Obviously, we care deeply about the state of our friends’ health. If someone is going through a rough patch health-wise or has a chronic condition that warrants attention, we want to be kept up to date and be supportive. Unfortunately, we’ve reached that age we’ve all dreaded and made fun of when we were younger. It’s far too easy to let matters of health dominate conversations. A friend’s comment the other day brought this home in a way that got my attention and I decided it was time to address the issue.
My friend mentioned that she spent some time recently with a group of fellow boomers and all they talked about was their aches and pains, their blood pressure, their cholesterol levels, and their endless doctors’ appointments. She tried to change the subject and get them to switch to lighter, more interesting topics but they kept coming back to their health problems. While we’re not unsympathetic—it’s important to share necessary and important information about the state of our health—not everyone in the room is as concerned about our bowels, our bunions, and our blood pressure as we are.
The last two years have been challenging for everyone. Surgeries are being postponed or cancelled. It could take months to get an appointment and heaven forbid we need to go to the hospital for any reason when non-vaccinated people are occupying valuable hospital beds. Health and wellness are the major topics of conversation these days and just at a time when we need to be focused on more positive and optimistic events in our lives.
Compounding the problem of depressing health talk is the fact that most of us have done very little to nothing of interest while we’ve been isolating or lying low for nearly two years now. I can relate to this personally as it’s been hard coming up with blogging topics when I go nowhere and do nothing but grocery shop these days.
It’s not an insurmountable problem though. I hope we’re still reading good books, watching great movies on Netflix or our streaming services, creating new artwork, cooking new recipes, or gathering outside with neighbours for happy hour as often as possible. These activities must involve some funny stories or shareable experiences. Even our hair disasters and coping strategies could generate some interesting conversation not related to our digestive problems.
I happen to love British comedy and British mystery stories, and I’m always open to talk about my various addictions like ice cream and British television. Right or wrong, I’m always up for a rousing discussion about politics which is usually verboten—unless it concerns Trump in which case my blood pressure and stress levels can’t take it. Sorry, that one just slipped out. And, to be completely honest, only if your opinions are the same as mine because I don’t like confrontation.
Here are a few suggestions for some fun television you might want to check out that will make you laugh and take your mind off your acid reflux and COVID weight gain:
- Baroness von sketch – four Canadian women in hilarious sketch comedy scenarios.
- Fleabag – British 2-season series with Phoebe Waller-Bridge.
- Catastrophe – another British series about a Canadian businessman who gets a British school teacher knocked up.
- After Life – thought-provoking series by Ricky Gervais.
- The movie Death at a Funeral is hilarious, but only watch the British version, NOT the American re-do.

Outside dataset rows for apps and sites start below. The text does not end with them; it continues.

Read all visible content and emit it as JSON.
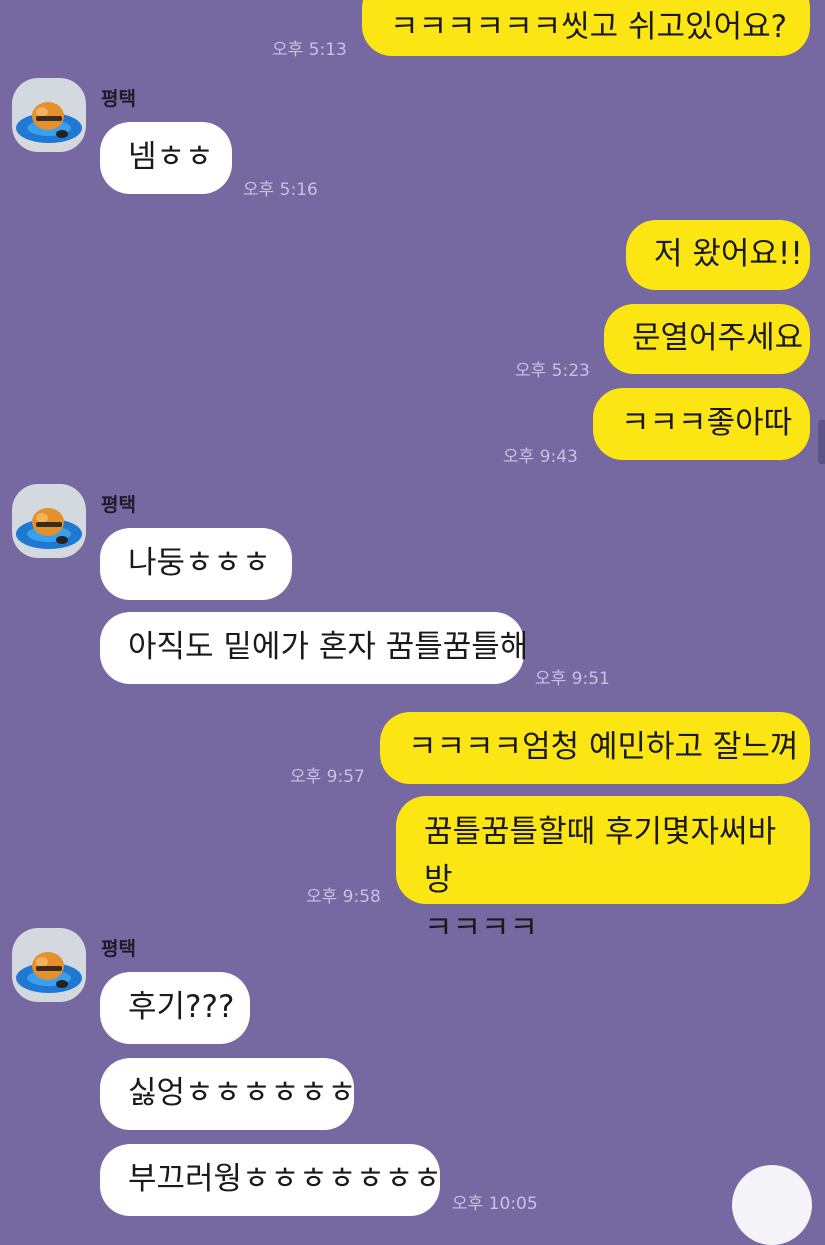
{
  "chat": {
    "messages": [
      {
        "text": "ㅋㅋㅋㅋㅋㅋ씻고 쉬고있어요?",
        "time": "오후 5:13"
      },
      {
        "sender": "평택",
        "text": "넴ㅎㅎ",
        "time": "오후 5:16"
      },
      {
        "text": "저 왔어요!!"
      },
      {
        "text": "문열어주세요",
        "time": "오후 5:23"
      },
      {
        "text": "ㅋㅋㅋ좋아따",
        "time": "오후 9:43"
      },
      {
        "sender": "평택",
        "text": "나둥ㅎㅎㅎ"
      },
      {
        "text": "아직도 밑에가 혼자 꿈틀꿈틀해",
        "time": "오후 9:51"
      },
      {
        "text": "ㅋㅋㅋㅋ엄청 예민하고 잘느껴",
        "time": "오후 9:57"
      },
      {
        "line1": "꿈틀꿈틀할때 후기몇자써바방",
        "line2": "ㅋㅋㅋㅋ",
        "time": "오후 9:58"
      },
      {
        "sender": "평택",
        "text": "후기???"
      },
      {
        "text": "싫엉ㅎㅎㅎㅎㅎㅎ"
      },
      {
        "text": "부끄러웡ㅎㅎㅎㅎㅎㅎㅎ",
        "time": "오후 10:05"
      }
    ]
  },
  "colors": {
    "background": "#7669a1",
    "my_bubble": "#fbe613",
    "their_bubble": "#ffffff",
    "timestamp": "#c9c1e0"
  },
  "icons": {
    "avatar": "avatar-character-on-float-icon"
  }
}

- Stath Lets Flats – another Britcom about a hapless real estate agent who tries hard and always fails.
- The Graham Norton Show is a British talk show that is guaranteed to put you in a good mood.
- Two Days in Paris – French woman and American man stop in Paris for two days to visit her parents. Cultural differences abound.
There are endless funny sitcoms and other shows you can watch: SNL, late-night talk shows, re-runs of The Big Bang Theory, or Everybody Loves Raymond. If you happen to love reading as much as I do, check out all my book reviews in the Books section of the menu at the top of the page. I never stick with a book I don’t love so all my reviews are about books I thoroughly enjoyed and likely to appeal to baby boomers.
Writers are encouraged to be creative by “prompts”, words or topics picked at random to generate the flow of new ideas, thought processes and words. We can do the same for generating interesting conversation by playing that familiar old game of What’s your favourite dessert? Best vacation ever? Favourite movie and why? Best lover? The possibilities are endless.
Let’s try to keep our discussions and conversations uplifting and positive. For those of us who keep a Gratitude Journal, we are constantly reminded that there are so many people and experiences in our lives worth celebrating and enjoying, particularly now when our American friends celebrate Thanksgiving. Surround yourself with positivity and happiness and do not let negativity suck the energy out of you. Do what makes you feel good. Ice cream does it for me. The details of your latest digestive problems do not. So, if you want to know how I’m doing, “I’m great!”. What have you been doing to celebrate life lately?